"There is no doubt that a customs partnership hybrid model makes the Irish border situation easier, there is no doubt that the question of the Irish border is resolved by the customs partnership in an easier way than maximum facilitation".
Crucially, the prime minister's so-called Brexit war cabinet has already nominally approved the plan, according to Bloomberg and the Telegraph, which reported that ministers signed off on the plan despite objections from Foreign Secretary Jonson and Environment Secretary Michael Gove.
May's Conservative Party defeated Labour by 301 to 269 votes, handing the government a victory in a parliament equally divided over the terms of Britain's divorce from the European Union and their future customs arrangements.
One source said: 'It's about providing an alternative to the EU's border down the Irish Sea'.

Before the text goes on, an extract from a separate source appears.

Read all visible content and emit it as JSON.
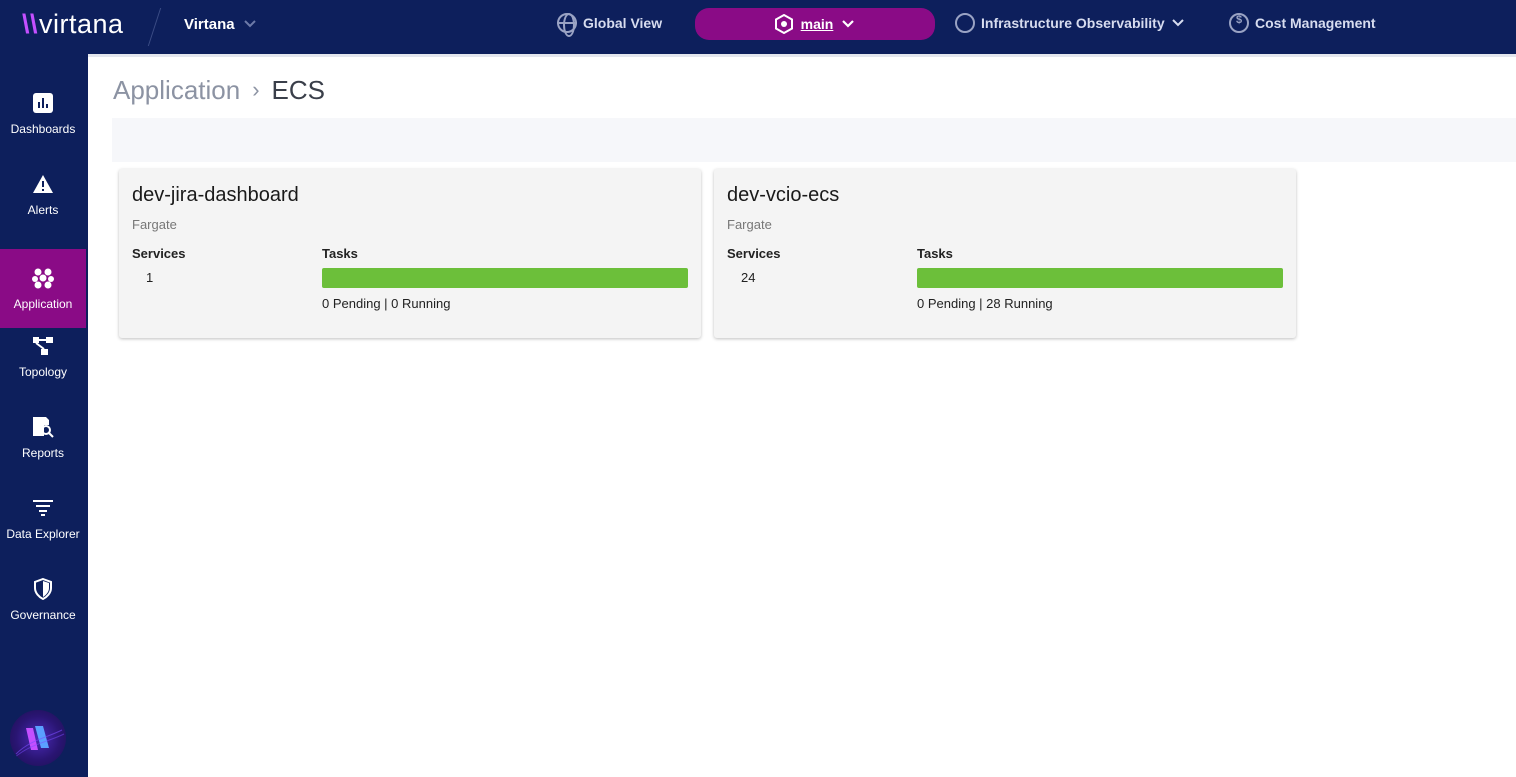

At home, May has to balance the demands of Brexit supporters against those ministers who want to keep the closest possible ties to the EU, and any hint that Britain could stay within the customs union has become a flashpoint. "We have said there will be no ANPR [automatic number plate recognition] cameras, no new cameras, we have been clear that there will be no new physical infrastructure", Bradley said. The horizon seems to be unreachable. People voted to leave, they did not vote for purgatory'.